Sometimes I think You don’t care

and You must not be listening.

I get swallowed up in a

sea of humanity

and my troubles seem so

insignificant

in the grand scheme of things.

So I sorrowfully resign

that You must be too busy

to notice.

 

But then I remember

the many times before

You have proved Yourself

Faithful and Loving

even though

I am small in the cosmos.

Not only do You care,

but You love Your Beloved deeply.

You weep when I do.

You rejoice at my happy news.

 

El Roi,

The God who sees me.

Our fellowship is unbreakable,

sacred, a work of grace.

Forgive me when I doubt

Your Goodness.

Help my impatient spirit

to wait

when You seem far away.

 

Let Your Truth take root

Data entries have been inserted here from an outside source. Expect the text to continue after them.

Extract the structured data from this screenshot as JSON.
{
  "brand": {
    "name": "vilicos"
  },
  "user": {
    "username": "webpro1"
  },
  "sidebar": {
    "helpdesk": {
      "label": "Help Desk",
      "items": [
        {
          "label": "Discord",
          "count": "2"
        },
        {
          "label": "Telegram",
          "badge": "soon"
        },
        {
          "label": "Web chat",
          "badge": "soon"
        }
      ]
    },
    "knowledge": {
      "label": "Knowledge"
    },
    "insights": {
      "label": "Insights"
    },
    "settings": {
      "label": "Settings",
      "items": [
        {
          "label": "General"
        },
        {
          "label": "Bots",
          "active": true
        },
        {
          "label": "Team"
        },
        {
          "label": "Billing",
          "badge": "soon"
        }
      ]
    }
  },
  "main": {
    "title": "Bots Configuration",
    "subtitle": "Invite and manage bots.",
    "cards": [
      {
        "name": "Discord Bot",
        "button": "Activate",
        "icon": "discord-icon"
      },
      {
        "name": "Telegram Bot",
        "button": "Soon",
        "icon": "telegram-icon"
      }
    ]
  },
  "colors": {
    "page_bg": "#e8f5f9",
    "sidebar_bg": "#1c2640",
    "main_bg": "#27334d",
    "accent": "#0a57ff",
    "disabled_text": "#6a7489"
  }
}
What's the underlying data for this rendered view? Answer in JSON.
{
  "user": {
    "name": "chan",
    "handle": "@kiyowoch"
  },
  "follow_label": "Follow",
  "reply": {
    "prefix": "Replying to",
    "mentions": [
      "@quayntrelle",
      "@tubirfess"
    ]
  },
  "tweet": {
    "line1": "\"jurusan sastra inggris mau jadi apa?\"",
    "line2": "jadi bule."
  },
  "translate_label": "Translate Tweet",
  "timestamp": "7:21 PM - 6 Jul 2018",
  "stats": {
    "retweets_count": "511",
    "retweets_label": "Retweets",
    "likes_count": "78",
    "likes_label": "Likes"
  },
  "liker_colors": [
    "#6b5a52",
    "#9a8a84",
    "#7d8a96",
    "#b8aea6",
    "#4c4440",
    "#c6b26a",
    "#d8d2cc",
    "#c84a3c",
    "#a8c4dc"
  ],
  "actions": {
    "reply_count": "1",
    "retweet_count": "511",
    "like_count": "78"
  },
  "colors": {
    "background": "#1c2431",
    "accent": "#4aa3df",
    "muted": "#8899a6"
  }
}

in my mind,

as Your peace washes over

my anxious heart.

Because You are

the God who sees me

when I run after You

and when I stray.

Hold my gaze steady on Jesus

in the certain and uncertain times.

I will put my trust in You, El Roi.

 

Amen.

 

Grace upon grace,

April

 

Further devotion: Genesis 16